If you read my first installment of my first-time impressions of Armenia in 2019, you will recall that I was in tears. A part of me felt like I had gone home. From Vanadzor, I connected with organizers of the Musical Armenia Project to do some pre-project travel. I was fortunate to do some things I never could have planned or imagined.
This grandma had some challenges since travel internationally was something I had not done for over a decade. The world post 9/11 changed drastically. What used to be carry-on luggage now had to be checked. And even overhead bin space had to be paid for at times. Traveling with a bus-full of 20-somethings was also an eye-opening experience. I felt I was learning about not only the country of Armenia, but the world of young professionals!
I used to speak, read and write Armenian more fluently since my grandparents lived with us for many years. I spent Saturday mornings going to Armenian school in South Milwaukee, Wisconsin to learn history, reading, writing and dance. But since leaving Wisconsin, I had no one to keep up my language skills. Nevertheless, I am proud to say that much of it came back to me as I navigated the city of Yerevan and beyond.
On the way to Khor Virap, I pondered. My journal entry for July 5: “This countryside is so grand! It is so over the top shocking and unbelievable. The people are so unique. Passing through small villages that have large areas of land untapped I wonder what the future holds for the people of Armenia. Who will pay attention to this little country?

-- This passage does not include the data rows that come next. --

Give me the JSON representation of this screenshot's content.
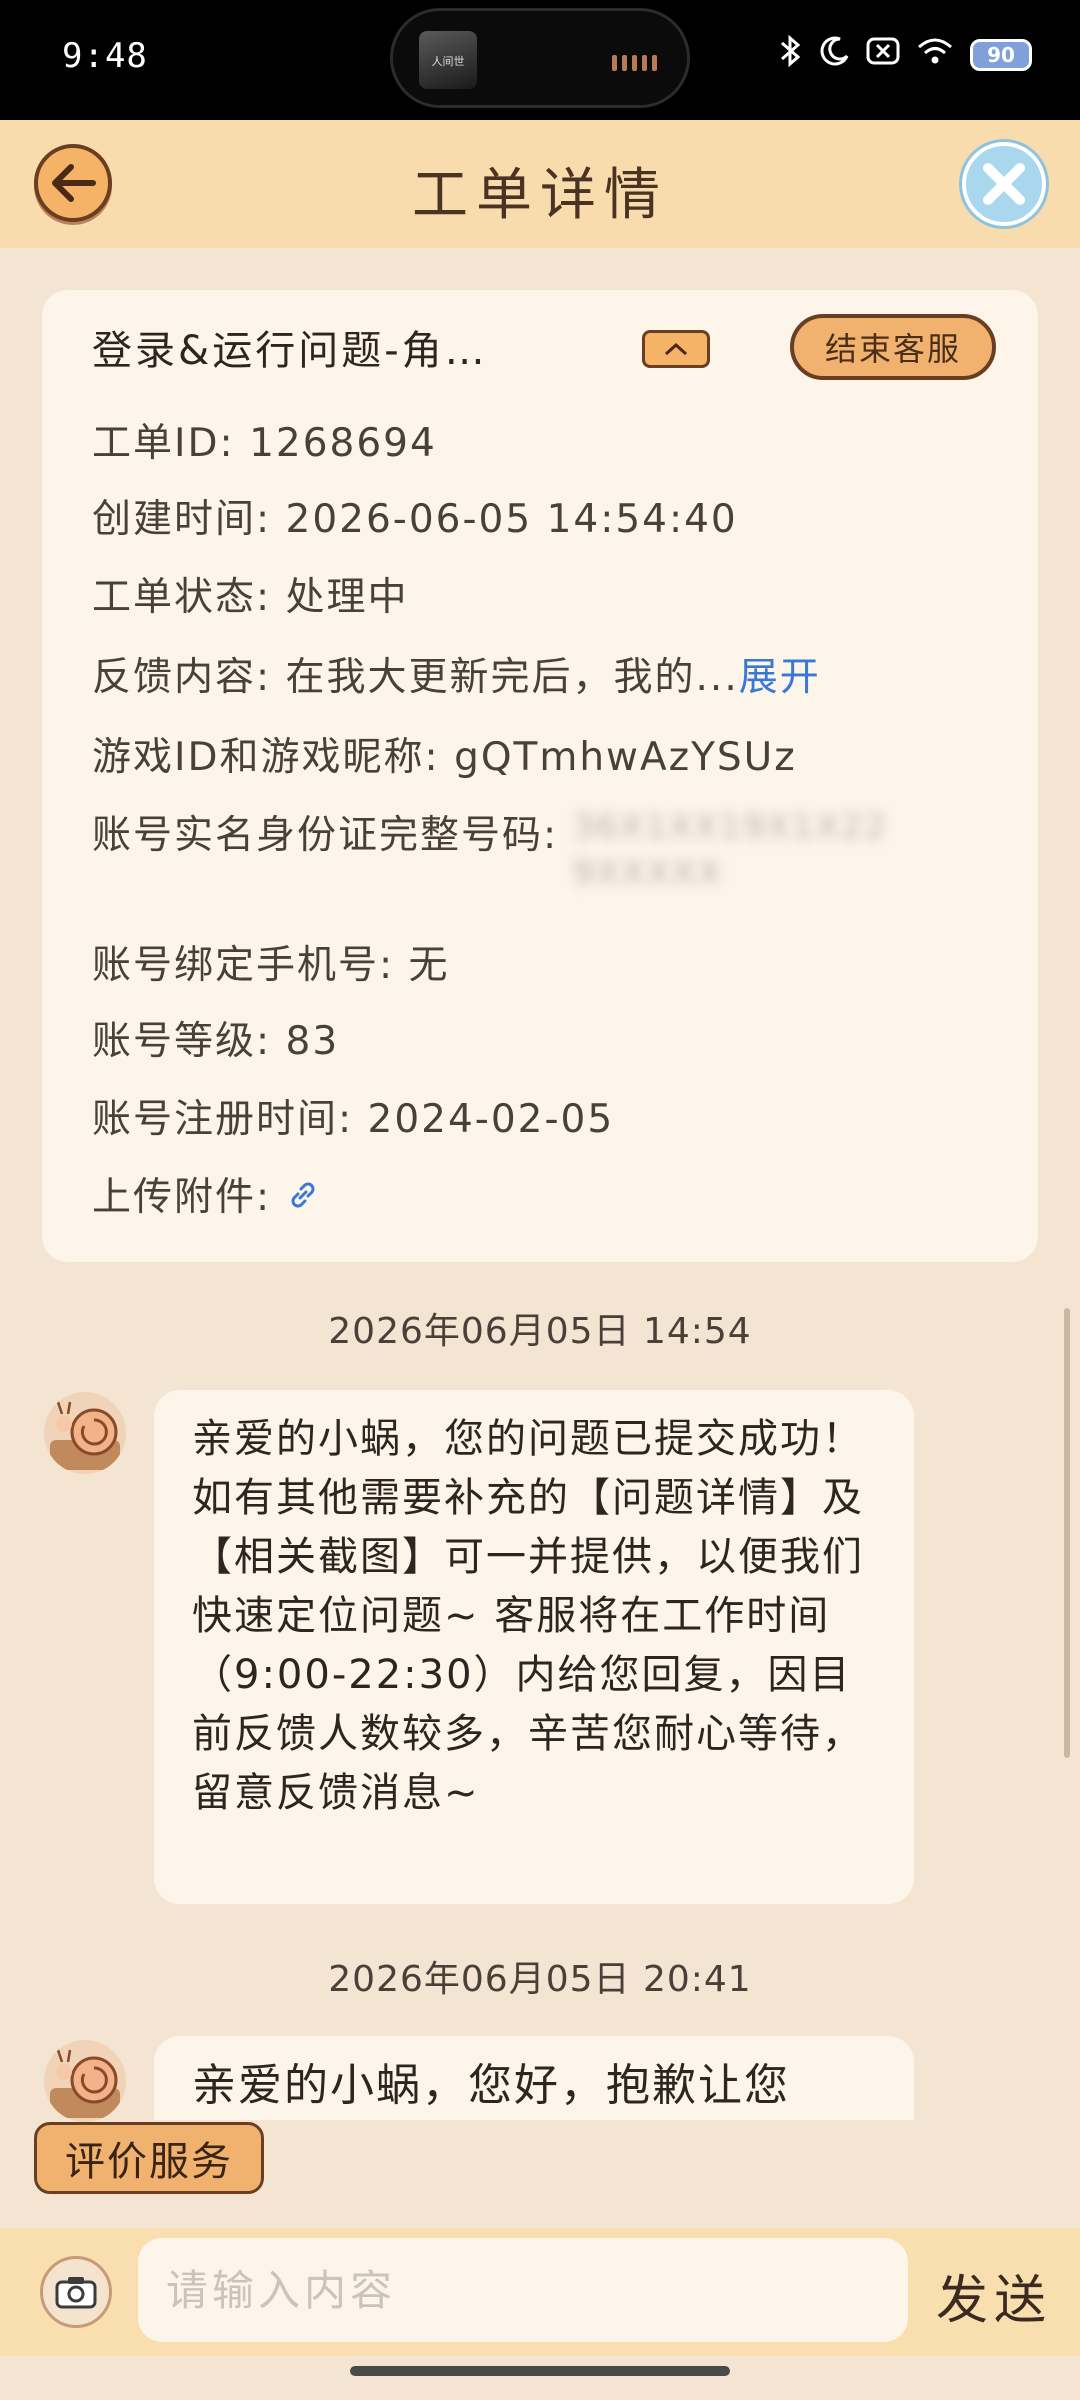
{
  "status_bar": {
    "time": "9:48",
    "battery": "90",
    "island_thumb_text": "人间世"
  },
  "header": {
    "title": "工单详情"
  },
  "ticket": {
    "title": "登录&运行问题-角…",
    "end_service": "结束客服",
    "id_line": "工单ID: 1268694",
    "created_line": "创建时间: 2026-06-05 14:54:40",
    "status_line": "工单状态: 处理中",
    "feedback_label": "反馈内容: 在我大更新完后，我的...",
    "expand": "展开",
    "game_id_line": "游戏ID和游戏昵称: gQTmhwAzYSUz",
    "idcard_label": "账号实名身份证完整号码: ",
    "idcard_value_blurred": "36X1XX19X1X22 9XXXXX",
    "phone_line": "账号绑定手机号: 无",
    "level_line": "账号等级: 83",
    "register_line": "账号注册时间: 2024-02-05",
    "attachment_label": "上传附件: "
  },
  "messages": [
    {
      "timestamp": "2026年06月05日 14:54",
      "text": "亲爱的小蜗，您的问题已提交成功！如有其他需要补充的【问题详情】及【相关截图】可一并提供，以便我们快速定位问题~ 客服将在工作时间（9:00-22:30）内给您回复，因目前反馈人数较多，辛苦您耐心等待，留意反馈消息~"
    },
    {
      "timestamp": "2026年06月05日 20:41",
      "text": "亲爱的小蜗，您好，抱歉让您"
    }
  ],
  "rate_button": "评价服务",
  "input": {
    "placeholder": "请输入内容",
    "send": "发送"
  }
}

This little countryside with abandoned, half-built buildings, refuse, lack of materials to support its infrastructure? The trash all around. The clogged-up sewers. What about water? I see labor in the field and it’s hard work. Manual, often without machinery. Makes me wonder. Why wasn’t I born here? And what if I was? What would I be today? I do not know.”
I find myself caught off guard at times in my new reality. I find myself inhaling sharply. Sometimes I had to will myself to breathe. I was surrounded by magnificence and devastation, all at once, especially when I got to Khor Virap.
I felt like I was on sacred ground
To realize that I was so close to the border of Turkey made me think. I felt a sense of hostility over the fact that Mount Ararat was no longer ours. It should be, in my opinion. To be so close to the border and to fight the urge to run across it, as tempting as it was, I had to check myself and chill out. I even wanted to tell everyone who wasn’t Armenian to leave. I felt like I was on sacred ground and the tourists who were there were not holy and certainly not “Hai” enough to be granted the privilege to treat the site as nothing less.
At Khor Virap, I looked up often. This was an ongoing theme to my journey. Because depending on the time of day a site was visited, the light streaming in and the beauty of the artwork all around took on an other-worldly aura. I descended into the pit where Saint Gregory the Illuminator was imprisoned for about 14 years. And I wished the stone walls could talk to me about what happened there.
From there, my travels took me to Noravank, Tatev and Vayots Dzor Province. I took some stunning photos there. I felt I experienced many holy moments in these historic sites. The Tatev aerial tram, the world’s longest tram, took me over a gorge that made the Grand Canyon look like a veritable hole in the ground. I am fearful of heights, but I swallowed it all in the name of experiencing everything I could without regret. I decided to just soak in the entire ride instead of take pictures since they would never do what I was seeing justice. “Astounding. Breathtaking. Indescribable. God’s creation speaks to the soul if it will listen long enough!”
As I traveled, you can be sure I kept my eye out for Hartunians! I must be related to ALL of them. As you will soon see, I was not disappointed.